*** Begin section ***
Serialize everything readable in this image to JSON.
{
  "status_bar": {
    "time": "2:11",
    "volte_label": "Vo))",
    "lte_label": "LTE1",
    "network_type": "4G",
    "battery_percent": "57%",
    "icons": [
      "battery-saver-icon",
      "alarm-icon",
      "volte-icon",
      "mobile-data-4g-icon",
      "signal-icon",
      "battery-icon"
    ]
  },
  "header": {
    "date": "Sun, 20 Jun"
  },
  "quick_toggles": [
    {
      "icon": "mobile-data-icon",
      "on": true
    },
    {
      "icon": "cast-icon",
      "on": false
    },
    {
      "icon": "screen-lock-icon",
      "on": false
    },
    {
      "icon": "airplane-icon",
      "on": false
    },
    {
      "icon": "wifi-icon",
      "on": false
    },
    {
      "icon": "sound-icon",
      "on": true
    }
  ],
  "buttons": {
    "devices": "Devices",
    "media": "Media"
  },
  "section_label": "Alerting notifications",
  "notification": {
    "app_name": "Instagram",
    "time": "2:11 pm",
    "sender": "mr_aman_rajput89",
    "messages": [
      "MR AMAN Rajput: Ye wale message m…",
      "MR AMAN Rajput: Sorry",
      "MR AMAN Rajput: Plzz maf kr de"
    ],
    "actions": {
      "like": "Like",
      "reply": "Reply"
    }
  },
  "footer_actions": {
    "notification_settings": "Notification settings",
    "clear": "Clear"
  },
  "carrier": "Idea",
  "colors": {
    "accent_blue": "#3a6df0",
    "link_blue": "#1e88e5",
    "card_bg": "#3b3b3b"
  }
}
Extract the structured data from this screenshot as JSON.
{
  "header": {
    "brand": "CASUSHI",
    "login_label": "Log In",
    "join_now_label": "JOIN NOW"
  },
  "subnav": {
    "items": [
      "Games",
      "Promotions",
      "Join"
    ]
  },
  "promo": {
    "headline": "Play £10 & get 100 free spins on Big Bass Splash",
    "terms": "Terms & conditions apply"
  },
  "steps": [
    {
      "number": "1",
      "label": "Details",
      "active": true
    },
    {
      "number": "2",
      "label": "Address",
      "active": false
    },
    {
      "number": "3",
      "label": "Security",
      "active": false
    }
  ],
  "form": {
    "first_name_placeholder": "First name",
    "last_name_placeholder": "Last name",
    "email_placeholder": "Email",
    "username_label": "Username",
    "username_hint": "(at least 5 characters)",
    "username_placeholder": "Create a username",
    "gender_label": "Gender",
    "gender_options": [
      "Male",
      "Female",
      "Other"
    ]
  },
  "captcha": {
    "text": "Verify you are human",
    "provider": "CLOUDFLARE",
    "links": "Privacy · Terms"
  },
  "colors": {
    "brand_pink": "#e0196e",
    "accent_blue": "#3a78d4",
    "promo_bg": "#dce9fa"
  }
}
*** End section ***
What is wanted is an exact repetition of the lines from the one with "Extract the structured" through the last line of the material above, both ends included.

§ Answer section
Extract the structured data from this screenshot as JSON.
{
  "header": {
    "brand": "CASUSHI",
    "login_label": "Log In",
    "join_now_label": "JOIN NOW"
  },
  "subnav": {
    "items": [
      "Games",
      "Promotions",
      "Join"
    ]
  },
  "promo": {
    "headline": "Play £10 & get 100 free spins on Big Bass Splash",
    "terms": "Terms & conditions apply"
  },
  "steps": [
    {
      "number": "1",
      "label": "Details",
      "active": true
    },
    {
      "number": "2",
      "label": "Address",
      "active": false
    },
    {
      "number": "3",
      "label": "Security",
      "active": false
    }
  ],
  "form": {
    "first_name_placeholder": "First name",
    "last_name_placeholder": "Last name",
    "email_placeholder": "Email",
    "username_label": "Username",
    "username_hint": "(at least 5 characters)",
    "username_placeholder": "Create a username",
    "gender_label": "Gender",
    "gender_options": [
      "Male",
      "Female",
      "Other"
    ]
  },
  "captcha": {
    "text": "Verify you are human",
    "provider": "CLOUDFLARE",
    "links": "Privacy · Terms"
  },
  "colors": {
    "brand_pink": "#e0196e",
    "accent_blue": "#3a78d4",
    "promo_bg": "#dce9fa"
  }
}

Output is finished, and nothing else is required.